I won't moralize about Elon Musk as a personality but what should be of greater importance to effective altruists anyway is how the impacts of all his various decisions are, for lack of better terms, high-variance, bordering on volatile. From the outside view, there are stock answers to the question of why he would be like this:
- An ultra-talented person whose success keeps generalizing to more domains may become revered by others that have them conclude that person is a universal genius, who then gets caught in an echo chamber of yes men and loses self-awareness of when he is super wrong.
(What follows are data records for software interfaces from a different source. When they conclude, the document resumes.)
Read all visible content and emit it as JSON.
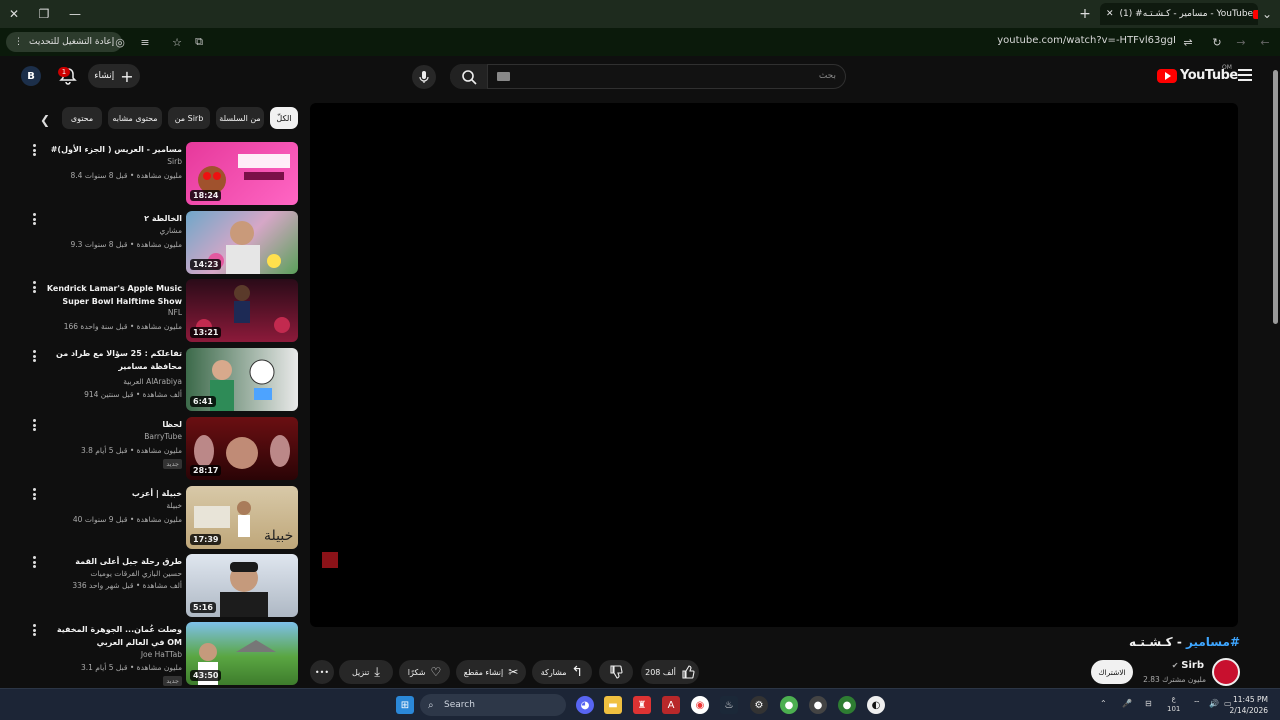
{
  "browser": {
    "tab_title": "(1) #مسامير - كـشـتـه - YouTube",
    "url": "youtube.com/watch?v=-HTFvl63ggI",
    "update_button": "إعادة التشغيل للتحديث"
  },
  "header": {
    "avatar_letter": "B",
    "notif_count": "1",
    "create_label": "إنشاء",
    "search_placeholder": "بحث",
    "logo_text": "YouTube",
    "country_code": "OM"
  },
  "chips": [
    "الكلّ",
    "من السلسلة",
    "من Sirb",
    "محتوى مشابه",
    "محتوى"
  ],
  "recommendations": [
    {
      "title": "#مسامير - العريس ( الجزء الأول)",
      "channel": "Sirb",
      "meta": "8.4 مليون مشاهدة • قبل 8 سنوات",
      "duration": "18:24",
      "tag": ""
    },
    {
      "title": "الخالطة ٢",
      "channel": "مشاري",
      "meta": "9.3 مليون مشاهدة • قبل 8 سنوات",
      "duration": "14:23",
      "tag": ""
    },
    {
      "title": "Kendrick Lamar's Apple Music Super Bowl Halftime Show",
      "channel": "NFL",
      "meta": "166 مليون مشاهدة • قبل سنة واحدة",
      "duration": "13:21",
      "tag": ""
    },
    {
      "title": "تفاعلكم : 25 سؤالا مع طراد من محافظة مسامير",
      "channel": "العربية AlArabiya",
      "meta": "914 ألف مشاهدة • قبل سنتين",
      "duration": "6:41",
      "tag": ""
    },
    {
      "title": "لحظا",
      "channel": "BarryTube",
      "meta": "3.8 مليون مشاهدة • قبل 5 أيام",
      "duration": "28:17",
      "tag": "جديد"
    },
    {
      "title": "خبيلة | أعزب",
      "channel": "خبيلة",
      "meta": "40 مليون مشاهدة • قبل 9 سنوات",
      "duration": "17:39",
      "tag": ""
    },
    {
      "title": "طرق رحلة جبل أعلى القمة",
      "channel": "حسين البازي الفرقات يوميات",
      "meta": "336 ألف مشاهدة • قبل شهر واحد",
      "duration": "5:16",
      "tag": ""
    },
    {
      "title": "وصلت عُمان... الجوهرة المخفية في العالم العربي OM",
      "channel": "Joe HaTTab",
      "meta": "3.1 مليون مشاهدة • قبل 5 أيام",
      "duration": "43:50",
      "tag": "جديد"
    }
  ],
  "video": {
    "title_hash": "#مسامير",
    "title_rest": " - كـشـتـه",
    "channel_name": "Sirb",
    "subscribers": "2.83 مليون مشترك",
    "subscribe_label": "الاشتراك",
    "like_count": "208 ألف",
    "share_label": "مشاركة",
    "clip_label": "إنشاء مقطع",
    "thanks_label": "شكرًا",
    "download_label": "تنزيل"
  },
  "taskbar": {
    "search_label": "Search",
    "lang_top": "ع",
    "lang_bottom": "101",
    "time": "11:45 PM",
    "date": "2/14/2026"
  },
  "colors": {
    "accent": "#ff0000",
    "link": "#3ea6ff",
    "bg": "#0f0f0f"
  }
}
- A person gaining celebrity, wealth and power can exacerbate that trend because there are higher stakes. This doesn't even necessarily mean that someone in Musk's position would become intellectually corrupted or deeply out of touch with reality. The wealth and power of many others depend on what someone in his position does, such as investors backing Musk's companies compelling him to make changes to his businesses or personal brand against his own preferences. Those around Musk backing him the most have in a lot of ways more total influence than he does himself, so they will try shaping Musk's social network in a way that pushes him in the direction they want.
- Someone having an outsized impact means the negative impacts of their own biases will have an outsized impact too. It's more noticeable when one of the wealthiest and most famous people worldwide makes mistakes. All kinds of other people in Musk's position might make mistakes way more and way worse than him.
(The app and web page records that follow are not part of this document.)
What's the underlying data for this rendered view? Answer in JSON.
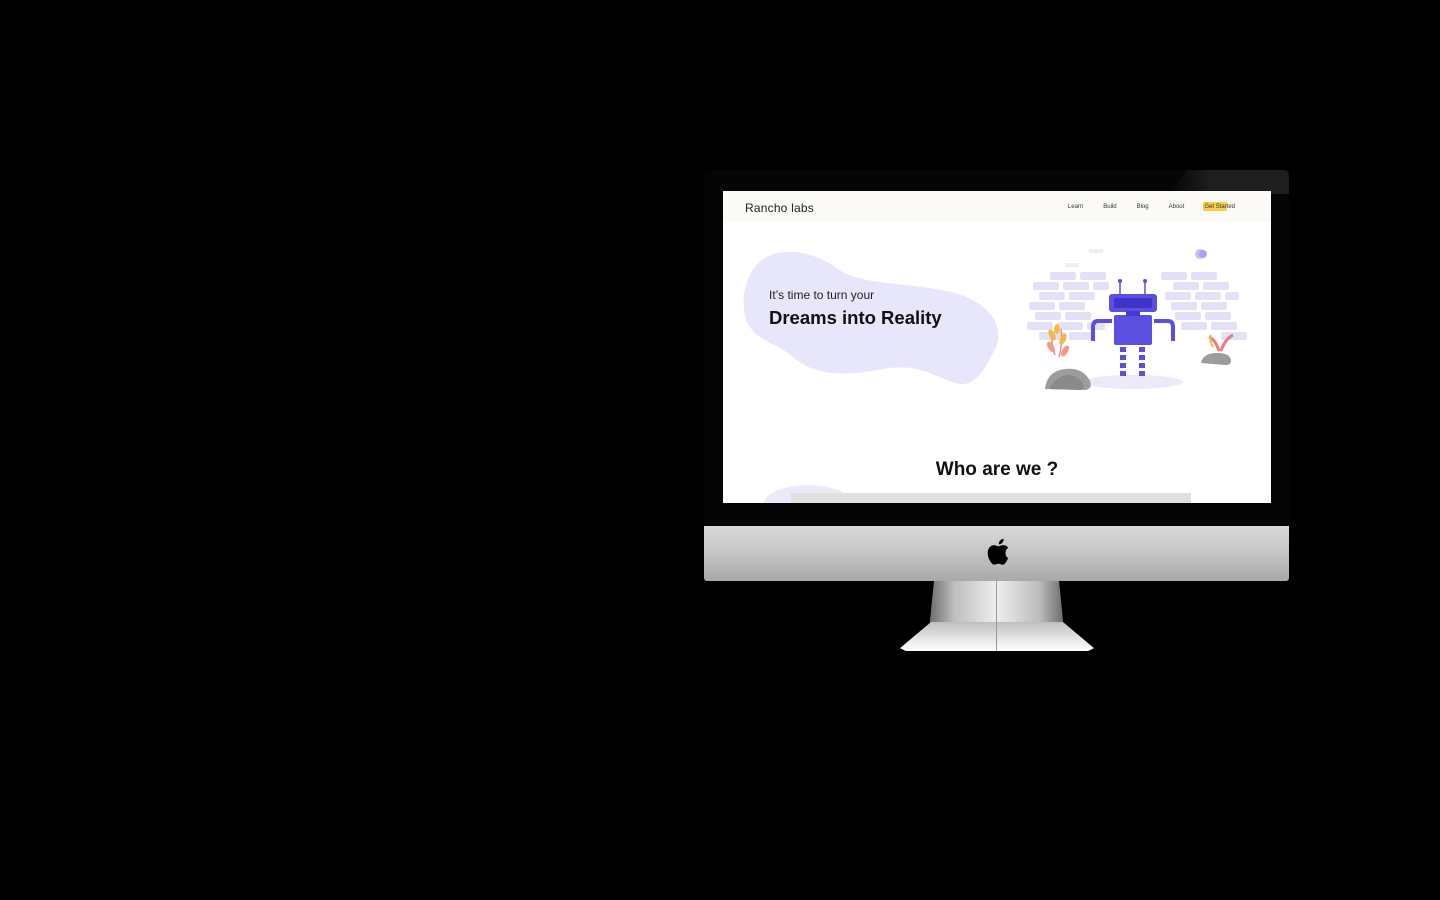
{
  "site": {
    "brand": "Rancho labs",
    "nav": {
      "learn": "Learn",
      "build": "Build",
      "blog": "Blog",
      "about": "About",
      "get_started": "Get Started"
    },
    "hero": {
      "kicker": "It’s time to turn your",
      "title": "Dreams into Reality"
    },
    "section": {
      "title": "Who are we ?"
    }
  },
  "colors": {
    "accent_purple": "#5b4fe0",
    "blob_lavender": "#e8e6fa",
    "cta_yellow": "#f6cf4a",
    "navbar_bg": "#fbfaf7"
  },
  "icons": {
    "logo": "apple-logo-icon",
    "illustration": "robot-illustration"
  }
}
Problems like these are recognized in EA already. During the first few years, one of the growing pains in EA was learning to recognize when a top, young Ph.D. with no experience outside academia shouldn't be the CEO of an organization doing something totally different from academic research. Another one of the growing pains was learning how to point that out to people in EA in positions of status, authority, control over resources, etc.
This isn't a snide jab at Will MacAskill. He in fact recognized this problem before most and has made the wise choice of not being the CEO of the CEA for a decade now even though he could have kept the job forever if he wanted. This is a general problem in EA of many academics having to repeatedly learn they have little to no comparative advantage, if not a comparative disadvantage, in people and operations management. The fact that there is such a fear of criticizing the decisions or views of high-status leaders, someone like Holden Karnofsky, in EA that it's now a major liability to the movement. Meanwhile, Holden writes entire series of essays trying to make transparent his own reasoning of why he oversees an organization that hires a hundred people to tell Holden how the world really works and how to do the most good in umpteen different ways.
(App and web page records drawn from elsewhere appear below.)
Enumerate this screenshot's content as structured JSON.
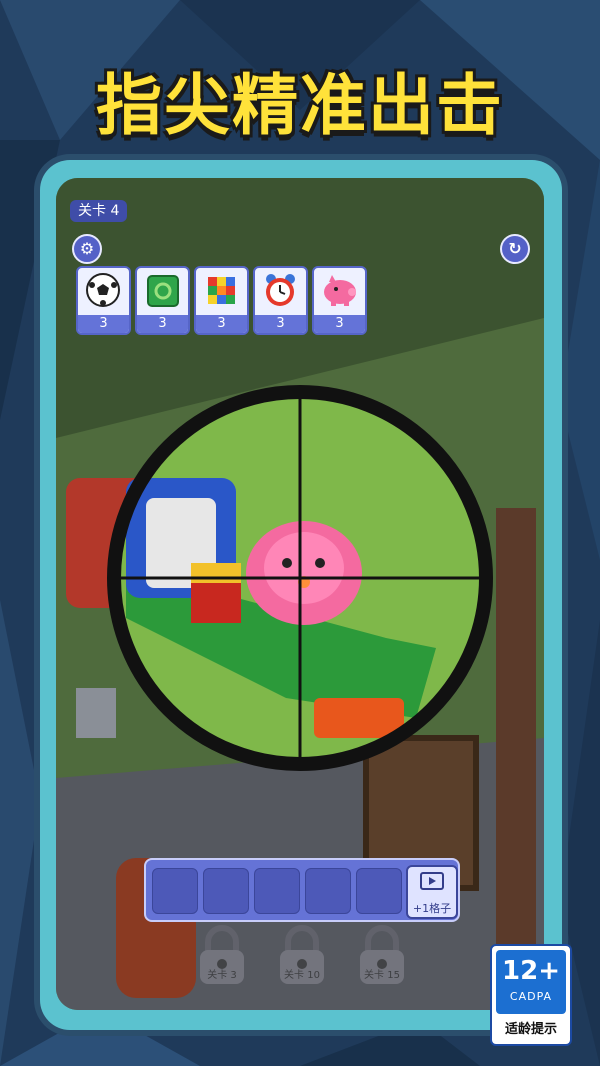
{
  "promo": {
    "headline": "指尖精准出击"
  },
  "hud": {
    "level_label": "关卡",
    "level_number": "4",
    "settings_icon": "gear-icon",
    "restart_icon": "refresh-icon"
  },
  "targets": [
    {
      "name": "soccer-ball",
      "count": "3"
    },
    {
      "name": "green-cube",
      "count": "3"
    },
    {
      "name": "rubiks-cube",
      "count": "3"
    },
    {
      "name": "alarm-clock",
      "count": "3"
    },
    {
      "name": "piggy-bank",
      "count": "3"
    }
  ],
  "slots": {
    "empty_count": 5,
    "ad_slot_label": "+1格子",
    "ad_icon": "video-icon"
  },
  "locked_levels": [
    {
      "label": "关卡 3"
    },
    {
      "label": "关卡 10"
    },
    {
      "label": "关卡 15"
    }
  ],
  "rating": {
    "age": "12+",
    "org": "CADPA",
    "tip": "适龄提示"
  },
  "colors": {
    "headline": "#ffe23a",
    "frame": "#5bc2cf",
    "panel": "#6573d6",
    "badge": "#3f4da8",
    "rating_blue": "#1c6fd1"
  }
}
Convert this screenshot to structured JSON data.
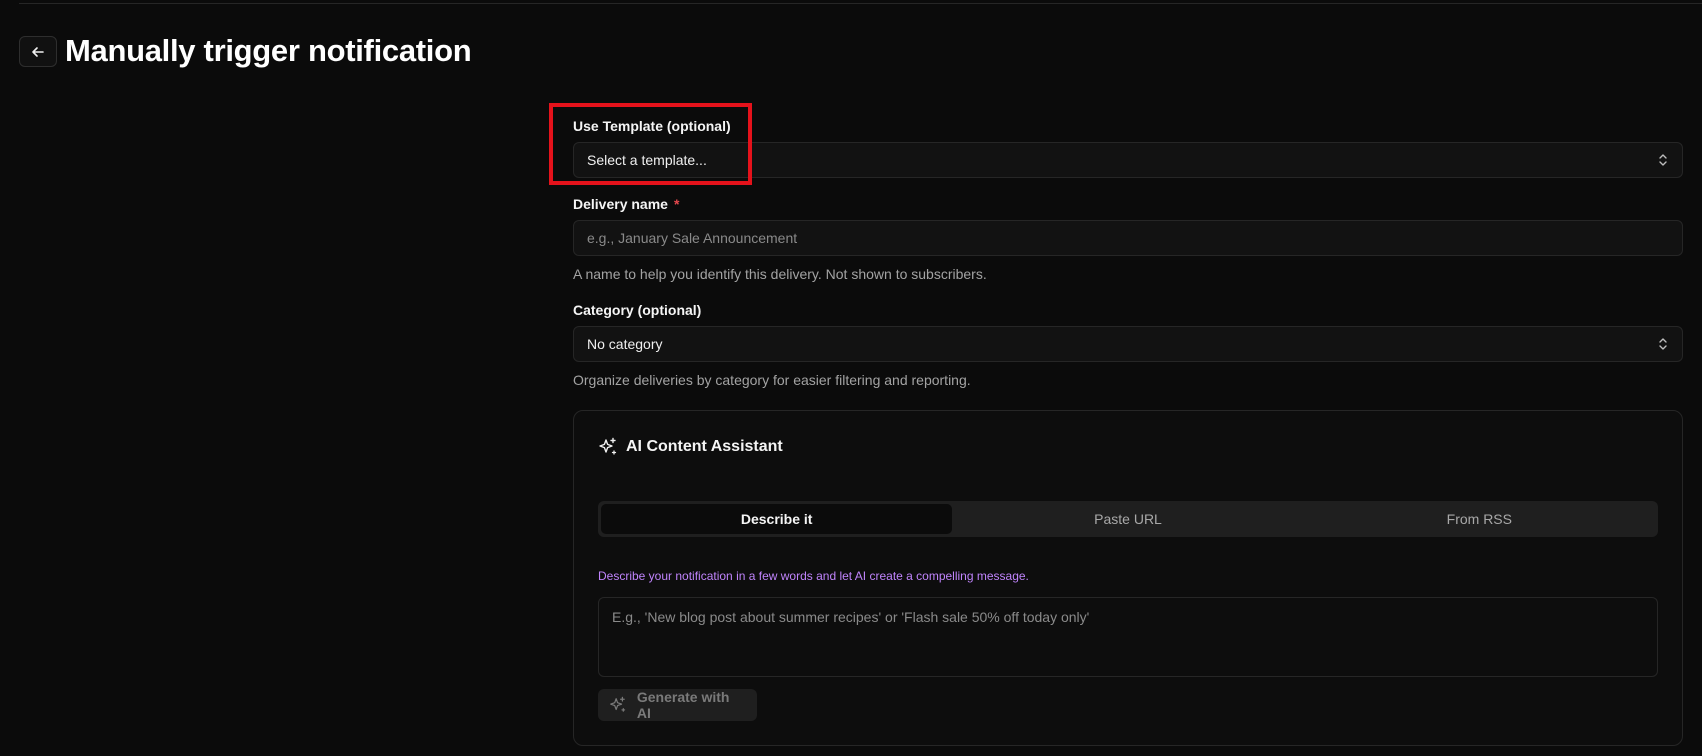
{
  "header": {
    "title": "Manually trigger notification",
    "back_icon": "arrow-left-icon"
  },
  "form": {
    "template": {
      "label": "Use Template (optional)",
      "value": "Select a template..."
    },
    "delivery_name": {
      "label": "Delivery name",
      "required_mark": "*",
      "placeholder": "e.g., January Sale Announcement",
      "value": "",
      "help": "A name to help you identify this delivery. Not shown to subscribers."
    },
    "category": {
      "label": "Category (optional)",
      "value": "No category",
      "help": "Organize deliveries by category for easier filtering and reporting."
    }
  },
  "ai_assistant": {
    "title": "AI Content Assistant",
    "icon": "sparkles-icon",
    "tabs": [
      {
        "label": "Describe it",
        "active": true
      },
      {
        "label": "Paste URL",
        "active": false
      },
      {
        "label": "From RSS",
        "active": false
      }
    ],
    "hint": "Describe your notification in a few words and let AI create a compelling message.",
    "input_placeholder": "E.g., 'New blog post about summer recipes' or 'Flash sale 50% off today only'",
    "generate_label": "Generate with AI"
  },
  "colors": {
    "background": "#0b0b0b",
    "highlight_box": "#e5121b",
    "required": "#e5484d",
    "hint_text": "#c084fc"
  }
}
Some of the individuals about who there is the greatest concern that may end up in a personality cult, information silo, or echo chamber, like Holden, are putting in significant effort to avoid becoming out of touch with reality and minimizing any negative, outsized impact of their own biases. Yet it's not apparent if Musk makes any similar efforts. So, what, if any, are the reasons specific to Musk as a personality causing him to be so inconsistent in the ways effective altruists should care about most?